*Problem to work on*. Please set down all of the data below verbatim.

(Data records for software interfaces)
* * *

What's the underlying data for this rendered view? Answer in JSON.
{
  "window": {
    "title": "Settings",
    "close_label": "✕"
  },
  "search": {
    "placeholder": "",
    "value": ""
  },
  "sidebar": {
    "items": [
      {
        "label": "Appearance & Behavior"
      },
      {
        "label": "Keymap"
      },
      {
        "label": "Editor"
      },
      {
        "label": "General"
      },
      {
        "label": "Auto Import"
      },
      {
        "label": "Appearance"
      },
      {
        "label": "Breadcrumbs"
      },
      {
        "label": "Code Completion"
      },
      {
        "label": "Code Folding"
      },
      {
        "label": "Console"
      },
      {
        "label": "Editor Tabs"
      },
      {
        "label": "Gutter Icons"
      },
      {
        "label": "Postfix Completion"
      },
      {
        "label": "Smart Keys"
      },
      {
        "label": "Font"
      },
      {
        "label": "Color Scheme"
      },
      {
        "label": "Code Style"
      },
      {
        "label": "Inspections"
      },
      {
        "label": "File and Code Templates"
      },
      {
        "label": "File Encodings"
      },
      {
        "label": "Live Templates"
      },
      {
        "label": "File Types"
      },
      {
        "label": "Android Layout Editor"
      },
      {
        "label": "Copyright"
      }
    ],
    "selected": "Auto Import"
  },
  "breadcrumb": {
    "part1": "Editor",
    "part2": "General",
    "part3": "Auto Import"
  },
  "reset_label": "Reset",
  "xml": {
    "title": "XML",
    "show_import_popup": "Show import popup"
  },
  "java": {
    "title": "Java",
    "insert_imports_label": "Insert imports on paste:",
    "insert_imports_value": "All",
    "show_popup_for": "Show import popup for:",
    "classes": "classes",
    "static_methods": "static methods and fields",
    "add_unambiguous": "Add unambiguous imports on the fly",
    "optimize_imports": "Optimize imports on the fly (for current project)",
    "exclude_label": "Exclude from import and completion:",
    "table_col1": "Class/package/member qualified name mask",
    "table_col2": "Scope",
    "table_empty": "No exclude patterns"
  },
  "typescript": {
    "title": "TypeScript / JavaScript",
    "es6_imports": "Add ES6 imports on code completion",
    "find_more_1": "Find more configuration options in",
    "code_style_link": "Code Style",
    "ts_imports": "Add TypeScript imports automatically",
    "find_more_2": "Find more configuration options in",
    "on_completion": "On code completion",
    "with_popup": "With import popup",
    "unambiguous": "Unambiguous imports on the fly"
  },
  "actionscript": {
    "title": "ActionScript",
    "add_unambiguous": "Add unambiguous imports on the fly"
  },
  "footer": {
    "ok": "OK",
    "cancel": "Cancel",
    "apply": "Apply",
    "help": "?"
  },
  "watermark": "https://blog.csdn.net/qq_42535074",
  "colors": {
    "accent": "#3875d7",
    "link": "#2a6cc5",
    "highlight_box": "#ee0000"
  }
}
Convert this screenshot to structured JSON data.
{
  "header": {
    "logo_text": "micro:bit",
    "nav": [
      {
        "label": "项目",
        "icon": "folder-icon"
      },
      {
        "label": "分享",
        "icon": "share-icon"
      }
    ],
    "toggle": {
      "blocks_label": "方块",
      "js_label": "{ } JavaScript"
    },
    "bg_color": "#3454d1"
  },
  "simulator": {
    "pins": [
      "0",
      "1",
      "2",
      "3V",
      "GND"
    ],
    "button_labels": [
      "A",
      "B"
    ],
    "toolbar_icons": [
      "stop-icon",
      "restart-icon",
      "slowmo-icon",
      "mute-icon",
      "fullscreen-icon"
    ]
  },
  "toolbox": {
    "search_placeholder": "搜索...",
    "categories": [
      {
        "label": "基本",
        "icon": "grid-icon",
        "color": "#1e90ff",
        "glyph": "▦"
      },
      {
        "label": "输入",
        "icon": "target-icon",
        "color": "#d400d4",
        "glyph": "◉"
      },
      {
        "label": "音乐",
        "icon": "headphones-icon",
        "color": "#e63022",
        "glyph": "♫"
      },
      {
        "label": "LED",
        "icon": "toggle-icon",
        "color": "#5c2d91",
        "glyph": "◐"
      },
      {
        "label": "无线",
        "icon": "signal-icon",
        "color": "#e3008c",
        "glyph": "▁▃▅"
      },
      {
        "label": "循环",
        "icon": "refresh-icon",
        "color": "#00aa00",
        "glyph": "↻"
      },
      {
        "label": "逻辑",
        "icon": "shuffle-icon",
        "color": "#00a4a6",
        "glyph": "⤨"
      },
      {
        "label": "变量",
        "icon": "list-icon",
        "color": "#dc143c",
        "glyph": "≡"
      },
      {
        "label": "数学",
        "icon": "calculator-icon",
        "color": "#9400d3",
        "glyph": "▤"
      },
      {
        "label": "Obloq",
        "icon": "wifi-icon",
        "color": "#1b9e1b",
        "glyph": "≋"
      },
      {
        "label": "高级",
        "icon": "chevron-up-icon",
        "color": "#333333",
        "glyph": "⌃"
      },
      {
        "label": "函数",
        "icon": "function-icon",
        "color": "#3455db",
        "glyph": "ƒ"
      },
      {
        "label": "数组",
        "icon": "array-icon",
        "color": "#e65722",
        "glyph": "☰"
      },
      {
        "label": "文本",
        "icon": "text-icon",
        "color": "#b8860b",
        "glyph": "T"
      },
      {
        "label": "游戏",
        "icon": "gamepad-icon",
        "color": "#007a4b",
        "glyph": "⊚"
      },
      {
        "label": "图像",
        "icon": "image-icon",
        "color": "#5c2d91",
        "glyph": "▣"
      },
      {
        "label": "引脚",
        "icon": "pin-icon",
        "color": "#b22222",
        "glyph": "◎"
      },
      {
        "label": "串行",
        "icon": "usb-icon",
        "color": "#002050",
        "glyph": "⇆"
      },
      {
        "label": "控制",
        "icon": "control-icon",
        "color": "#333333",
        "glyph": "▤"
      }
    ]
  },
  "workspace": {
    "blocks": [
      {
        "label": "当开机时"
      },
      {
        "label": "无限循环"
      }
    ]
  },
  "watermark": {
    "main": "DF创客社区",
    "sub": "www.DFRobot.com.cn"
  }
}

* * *

*Answer below*.
What's the underlying data for this rendered view? Answer in JSON.
{
  "window": {
    "title": "Settings",
    "close_label": "✕"
  },
  "search": {
    "placeholder": "",
    "value": ""
  },
  "sidebar": {
    "items": [
      {
        "label": "Appearance & Behavior"
      },
      {
        "label": "Keymap"
      },
      {
        "label": "Editor"
      },
      {
        "label": "General"
      },
      {
        "label": "Auto Import"
      },
      {
        "label": "Appearance"
      },
      {
        "label": "Breadcrumbs"
      },
      {
        "label": "Code Completion"
      },
      {
        "label": "Code Folding"
      },
      {
        "label": "Console"
      },
      {
        "label": "Editor Tabs"
      },
      {
        "label": "Gutter Icons"
      },
      {
        "label": "Postfix Completion"
      },
      {
        "label": "Smart Keys"
      },
      {
        "label": "Font"
      },
      {
        "label": "Color Scheme"
      },
      {
        "label": "Code Style"
      },
      {
        "label": "Inspections"
      },
      {
        "label": "File and Code Templates"
      },
      {
        "label": "File Encodings"
      },
      {
        "label": "Live Templates"
      },
      {
        "label": "File Types"
      },
      {
        "label": "Android Layout Editor"
      },
      {
        "label": "Copyright"
      }
    ],
    "selected": "Auto Import"
  },
  "breadcrumb": {
    "part1": "Editor",
    "part2": "General",
    "part3": "Auto Import"
  },
  "reset_label": "Reset",
  "xml": {
    "title": "XML",
    "show_import_popup": "Show import popup"
  },
  "java": {
    "title": "Java",
    "insert_imports_label": "Insert imports on paste:",
    "insert_imports_value": "All",
    "show_popup_for": "Show import popup for:",
    "classes": "classes",
    "static_methods": "static methods and fields",
    "add_unambiguous": "Add unambiguous imports on the fly",
    "optimize_imports": "Optimize imports on the fly (for current project)",
    "exclude_label": "Exclude from import and completion:",
    "table_col1": "Class/package/member qualified name mask",
    "table_col2": "Scope",
    "table_empty": "No exclude patterns"
  },
  "typescript": {
    "title": "TypeScript / JavaScript",
    "es6_imports": "Add ES6 imports on code completion",
    "find_more_1": "Find more configuration options in",
    "code_style_link": "Code Style",
    "ts_imports": "Add TypeScript imports automatically",
    "find_more_2": "Find more configuration options in",
    "on_completion": "On code completion",
    "with_popup": "With import popup",
    "unambiguous": "Unambiguous imports on the fly"
  },
  "actionscript": {
    "title": "ActionScript",
    "add_unambiguous": "Add unambiguous imports on the fly"
  },
  "footer": {
    "ok": "OK",
    "cancel": "Cancel",
    "apply": "Apply",
    "help": "?"
  },
  "watermark": "https://blog.csdn.net/qq_42535074",
  "colors": {
    "accent": "#3875d7",
    "link": "#2a6cc5",
    "highlight_box": "#ee0000"
  }
}
Convert this screenshot to structured JSON data.
{
  "header": {
    "logo_text": "micro:bit",
    "nav": [
      {
        "label": "项目",
        "icon": "folder-icon"
      },
      {
        "label": "分享",
        "icon": "share-icon"
      }
    ],
    "toggle": {
      "blocks_label": "方块",
      "js_label": "{ } JavaScript"
    },
    "bg_color": "#3454d1"
  },
  "simulator": {
    "pins": [
      "0",
      "1",
      "2",
      "3V",
      "GND"
    ],
    "button_labels": [
      "A",
      "B"
    ],
    "toolbar_icons": [
      "stop-icon",
      "restart-icon",
      "slowmo-icon",
      "mute-icon",
      "fullscreen-icon"
    ]
  },
  "toolbox": {
    "search_placeholder": "搜索...",
    "categories": [
      {
        "label": "基本",
        "icon": "grid-icon",
        "color": "#1e90ff",
        "glyph": "▦"
      },
      {
        "label": "输入",
        "icon": "target-icon",
        "color": "#d400d4",
        "glyph": "◉"
      },
      {
        "label": "音乐",
        "icon": "headphones-icon",
        "color": "#e63022",
        "glyph": "♫"
      },
      {
        "label": "LED",
        "icon": "toggle-icon",
        "color": "#5c2d91",
        "glyph": "◐"
      },
      {
        "label": "无线",
        "icon": "signal-icon",
        "color": "#e3008c",
        "glyph": "▁▃▅"
      },
      {
        "label": "循环",
        "icon": "refresh-icon",
        "color": "#00aa00",
        "glyph": "↻"
      },
      {
        "label": "逻辑",
        "icon": "shuffle-icon",
        "color": "#00a4a6",
        "glyph": "⤨"
      },
      {
        "label": "变量",
        "icon": "list-icon",
        "color": "#dc143c",
        "glyph": "≡"
      },
      {
        "label": "数学",
        "icon": "calculator-icon",
        "color": "#9400d3",
        "glyph": "▤"
      },
      {
        "label": "Obloq",
        "icon": "wifi-icon",
        "color": "#1b9e1b",
        "glyph": "≋"
      },
      {
        "label": "高级",
        "icon": "chevron-up-icon",
        "color": "#333333",
        "glyph": "⌃"
      },
      {
        "label": "函数",
        "icon": "function-icon",
        "color": "#3455db",
        "glyph": "ƒ"
      },
      {
        "label": "数组",
        "icon": "array-icon",
        "color": "#e65722",
        "glyph": "☰"
      },
      {
        "label": "文本",
        "icon": "text-icon",
        "color": "#b8860b",
        "glyph": "T"
      },
      {
        "label": "游戏",
        "icon": "gamepad-icon",
        "color": "#007a4b",
        "glyph": "⊚"
      },
      {
        "label": "图像",
        "icon": "image-icon",
        "color": "#5c2d91",
        "glyph": "▣"
      },
      {
        "label": "引脚",
        "icon": "pin-icon",
        "color": "#b22222",
        "glyph": "◎"
      },
      {
        "label": "串行",
        "icon": "usb-icon",
        "color": "#002050",
        "glyph": "⇆"
      },
      {
        "label": "控制",
        "icon": "control-icon",
        "color": "#333333",
        "glyph": "▤"
      }
    ]
  },
  "workspace": {
    "blocks": [
      {
        "label": "当开机时"
      },
      {
        "label": "无限循环"
      }
    ]
  },
  "watermark": {
    "main": "DF创客社区",
    "sub": "www.DFRobot.com.cn"
  }
}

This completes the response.